In general, a penny stock is a stock with a vale of $5.00 or less per share. They are not traded on the regular stock exchanges like the New York Stock Exchange. Instead, penny stocks are traded on over-the-counter markets through the use of electronic quotation systems called "pink sheets." Smaller start-up companies with less than $4 million is assets or that do not own tangible assets like buildings and equipment are more likely to issue penny stocks than larger corporations.
Unlike regular stocks where share prices are easily found in a newspaper or online, determining the buying or selling price of a penny stock is a bit more complicated. In a typical transaction, your broker-dealer, also known as an agent, arranges a trade for you based on the bid price, which is the amount someone is willing to pay for a stock, and the ask price, which is the amount for which someone is willing to sell a stock. The difference between the two is known as the spread, which will determine how much profit a broker-dealer can make on a trade.
Profitability and Risk
Factors like the complexity of transactions, the fact that penny stocks are often issued by start-up companies with little track record and that broker-dealer commissions are based on the size of the spread can make it difficult to make money trading in penny stocks. There's also a very good chance that you will lose money. The gambling nature of penny stocks attracts investors who want to get in and out of the market quickly, with the hope of making a fast buck.
A danger of investing in penny stocks is that the market is subject to a high level of price manipulation by broker-dealers.
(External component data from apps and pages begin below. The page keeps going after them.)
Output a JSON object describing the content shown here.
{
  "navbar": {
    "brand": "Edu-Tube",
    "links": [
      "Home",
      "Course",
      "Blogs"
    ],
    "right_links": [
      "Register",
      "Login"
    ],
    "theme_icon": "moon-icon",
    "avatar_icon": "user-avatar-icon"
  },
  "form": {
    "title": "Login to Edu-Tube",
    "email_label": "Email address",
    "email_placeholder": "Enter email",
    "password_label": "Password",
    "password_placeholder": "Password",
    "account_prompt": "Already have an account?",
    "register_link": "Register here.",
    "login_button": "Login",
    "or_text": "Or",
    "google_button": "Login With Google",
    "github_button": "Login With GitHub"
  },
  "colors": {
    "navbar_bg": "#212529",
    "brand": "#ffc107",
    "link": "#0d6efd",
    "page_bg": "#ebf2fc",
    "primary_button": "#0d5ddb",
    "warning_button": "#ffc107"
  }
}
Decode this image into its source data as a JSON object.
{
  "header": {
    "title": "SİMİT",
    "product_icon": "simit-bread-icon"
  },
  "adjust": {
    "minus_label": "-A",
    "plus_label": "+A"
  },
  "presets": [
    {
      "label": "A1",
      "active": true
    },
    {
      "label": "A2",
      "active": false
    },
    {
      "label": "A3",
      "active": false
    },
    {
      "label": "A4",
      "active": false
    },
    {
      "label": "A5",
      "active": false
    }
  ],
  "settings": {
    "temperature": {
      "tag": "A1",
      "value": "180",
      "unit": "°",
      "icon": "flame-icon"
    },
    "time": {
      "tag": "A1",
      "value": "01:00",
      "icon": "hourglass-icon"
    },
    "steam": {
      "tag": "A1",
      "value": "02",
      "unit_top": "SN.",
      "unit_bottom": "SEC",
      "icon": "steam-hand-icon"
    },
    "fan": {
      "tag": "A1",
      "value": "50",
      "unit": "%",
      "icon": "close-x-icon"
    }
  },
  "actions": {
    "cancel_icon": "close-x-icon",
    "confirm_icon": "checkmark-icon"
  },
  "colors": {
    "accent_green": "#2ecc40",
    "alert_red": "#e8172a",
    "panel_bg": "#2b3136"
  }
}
In some cases, their actions can even force companies to go out of business. Unlike typical stock transactions where your broker-dealer makes trades on your behalf, a penny stock broker-dealer can also make trades to benefit himself, meaning he may not necessarily be looking out for your best interests.
Chris Joseph writes for websites and online publications, covering business and technology. He holds a Bachelor of Science in marketing from York College of Pennsylvania.